But for FEG — whose business is sage investment expertise and exacting due diligence for staid nonprofits and pension funds — a handpicked manager imploding may leave a black eye.
Malachite’s founders came out of Goldman Sachs, giving them a credible pedigree. Derivatives, leverage, and complex financial products made up the core of their investment strategy.

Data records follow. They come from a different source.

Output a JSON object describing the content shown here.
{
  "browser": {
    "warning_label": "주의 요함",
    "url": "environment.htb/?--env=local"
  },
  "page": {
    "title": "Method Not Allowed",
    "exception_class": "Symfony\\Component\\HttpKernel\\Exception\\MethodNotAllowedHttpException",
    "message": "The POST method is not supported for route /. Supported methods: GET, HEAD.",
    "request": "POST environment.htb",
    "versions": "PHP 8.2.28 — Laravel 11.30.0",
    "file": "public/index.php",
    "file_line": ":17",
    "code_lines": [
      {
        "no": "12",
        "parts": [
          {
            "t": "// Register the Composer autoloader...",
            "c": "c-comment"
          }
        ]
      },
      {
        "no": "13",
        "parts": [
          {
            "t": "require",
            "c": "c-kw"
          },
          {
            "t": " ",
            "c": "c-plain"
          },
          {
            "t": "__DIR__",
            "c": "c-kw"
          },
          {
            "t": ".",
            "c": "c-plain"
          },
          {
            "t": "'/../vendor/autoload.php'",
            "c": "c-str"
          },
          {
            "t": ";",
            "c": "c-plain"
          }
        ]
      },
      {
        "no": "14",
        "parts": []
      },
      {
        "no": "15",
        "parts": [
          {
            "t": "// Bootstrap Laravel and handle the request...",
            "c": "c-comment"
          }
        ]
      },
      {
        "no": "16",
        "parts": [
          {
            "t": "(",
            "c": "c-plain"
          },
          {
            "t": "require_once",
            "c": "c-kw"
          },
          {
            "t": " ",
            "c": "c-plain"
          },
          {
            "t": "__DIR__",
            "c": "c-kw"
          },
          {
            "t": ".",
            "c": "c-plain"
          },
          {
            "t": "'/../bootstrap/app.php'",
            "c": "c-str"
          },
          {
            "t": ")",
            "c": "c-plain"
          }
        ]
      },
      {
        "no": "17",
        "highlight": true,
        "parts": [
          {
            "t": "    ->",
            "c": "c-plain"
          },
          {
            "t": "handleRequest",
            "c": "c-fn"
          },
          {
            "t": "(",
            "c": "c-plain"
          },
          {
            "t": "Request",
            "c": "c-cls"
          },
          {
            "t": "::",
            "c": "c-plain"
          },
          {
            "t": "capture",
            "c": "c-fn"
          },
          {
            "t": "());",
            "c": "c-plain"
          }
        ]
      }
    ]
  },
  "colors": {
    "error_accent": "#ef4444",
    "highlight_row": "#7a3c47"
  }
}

They pitched investors “U.S. equity-like returns with lower volatility” and less risk of loss than a simple S&P 500-style index fund, according to SEC filings.
Malachite “seeks to capture short‐term volatility risk premium within the global equity markets while diligently monitoring risk and adhering to a strict risk management process,” the firm told the SEC in a March 2019 brochure. “Malachite invests a significant portion of its time focusing on risk management across all investment vehicles.”
But Malachite failed to protect investors when volatility spiked and stocks cratered.
“Due to the extreme adverse market conditions of recent weeks and the resultant funds’ performance, the current and projected assets will not justify or support the current structure of the funds,” founders Jacob Weinig and Joe Aiken reportedly told Bloomberg in an emailed statement. “It is in the best interests of the funds and their investors to dissolve the funds immediately pursuant to their governing documents in order to commence an orderly wind-down.”
It is unclear how much of investors’ money — if any — is left.